Cooper said the students in both of these active cases had been vaccinated in the past, but she said the effectiveness of the vaccine wanes over time. Cooper says that's why boosters are so important and required by state law in kindergarten and seventh grades.

Dr. Kathleen Riley with Randolph Medical Associates in Asheboro advises parents not to panic. "Every runny nose, every cough is not pertussis. Pertussis is often accompanied by fever. But what we’re really looking for is a very persistent cough, a barking or a whooping. What they call truly a whooping cough."

Both cases were confirmed Tuesday afternoon around the time that school ended, according to Randolph County School System Public Information Officer Tim Moody.

A letter from the Randolph County Health Department was sent home with every child at the end of the school day on Wednesday, according to the school system.

A phone message was sent to the homes of every child at both schools Tuesday night to alert parents.

Moody said they could not get the letter out Tuesday because the cases were not confirmed until the end of the school day.

Pertussis is a highly contagious bacterial disease that causes uncontrollable, violent coughing that may last for weeks. It can live on surfaces such as desks, but it's nearly always spread through direct contact like coughing and sneezing.

"Everybody should cough not into their hands but into the crook of your arms to cover the cough! And not sharing drinks with friends at all," Dr. Riley reminds.

Two Davidson County students were treated for pertussis in May. Wednesday was the vaccination deadline for several school districts in the Piedmont, including Tdap booster vaccines.

Dr. Riley added, "It’s right at the time where everybody had to finally have their shots, but there were probably still a few children who were not immunized yet. So it’s a very delicate time. It’s also a time where kids who were just recently immunized may not have their immunity yet."

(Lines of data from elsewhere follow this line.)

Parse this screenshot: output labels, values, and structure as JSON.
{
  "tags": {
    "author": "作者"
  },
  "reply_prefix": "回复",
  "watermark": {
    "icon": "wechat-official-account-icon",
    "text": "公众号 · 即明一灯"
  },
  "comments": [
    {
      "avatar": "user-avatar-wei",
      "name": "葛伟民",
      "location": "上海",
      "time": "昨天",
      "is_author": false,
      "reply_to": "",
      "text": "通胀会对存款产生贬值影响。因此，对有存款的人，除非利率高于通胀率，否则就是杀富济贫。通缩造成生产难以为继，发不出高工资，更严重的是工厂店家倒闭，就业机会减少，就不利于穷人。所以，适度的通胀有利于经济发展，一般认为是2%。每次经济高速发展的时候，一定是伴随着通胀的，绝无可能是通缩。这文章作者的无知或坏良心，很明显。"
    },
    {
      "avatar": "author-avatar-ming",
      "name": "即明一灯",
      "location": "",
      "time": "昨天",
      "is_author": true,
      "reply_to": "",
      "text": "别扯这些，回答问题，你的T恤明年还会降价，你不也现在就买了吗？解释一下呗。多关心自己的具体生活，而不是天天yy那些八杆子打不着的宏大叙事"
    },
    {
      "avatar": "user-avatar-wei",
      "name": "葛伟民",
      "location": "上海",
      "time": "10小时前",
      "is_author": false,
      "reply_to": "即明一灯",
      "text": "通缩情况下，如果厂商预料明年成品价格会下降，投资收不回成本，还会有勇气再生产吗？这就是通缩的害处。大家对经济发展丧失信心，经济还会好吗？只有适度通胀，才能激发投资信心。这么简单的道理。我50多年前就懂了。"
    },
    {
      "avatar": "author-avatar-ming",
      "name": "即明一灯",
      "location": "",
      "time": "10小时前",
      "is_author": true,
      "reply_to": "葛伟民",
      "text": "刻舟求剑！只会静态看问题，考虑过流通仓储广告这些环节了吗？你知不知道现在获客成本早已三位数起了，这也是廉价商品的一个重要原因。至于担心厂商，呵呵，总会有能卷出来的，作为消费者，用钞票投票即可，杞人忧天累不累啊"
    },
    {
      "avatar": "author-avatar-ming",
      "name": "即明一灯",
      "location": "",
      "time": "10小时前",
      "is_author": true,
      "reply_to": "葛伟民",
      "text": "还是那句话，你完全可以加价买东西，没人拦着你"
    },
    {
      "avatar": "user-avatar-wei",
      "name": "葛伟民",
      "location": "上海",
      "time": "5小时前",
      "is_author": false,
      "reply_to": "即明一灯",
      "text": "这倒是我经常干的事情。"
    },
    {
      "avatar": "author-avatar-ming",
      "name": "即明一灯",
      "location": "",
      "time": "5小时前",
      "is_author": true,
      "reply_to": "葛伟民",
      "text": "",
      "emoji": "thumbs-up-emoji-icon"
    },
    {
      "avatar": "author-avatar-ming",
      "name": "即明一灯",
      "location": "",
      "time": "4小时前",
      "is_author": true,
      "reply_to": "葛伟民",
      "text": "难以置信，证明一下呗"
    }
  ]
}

Click here to read the letter that Southeast Randolph Middle School sent out.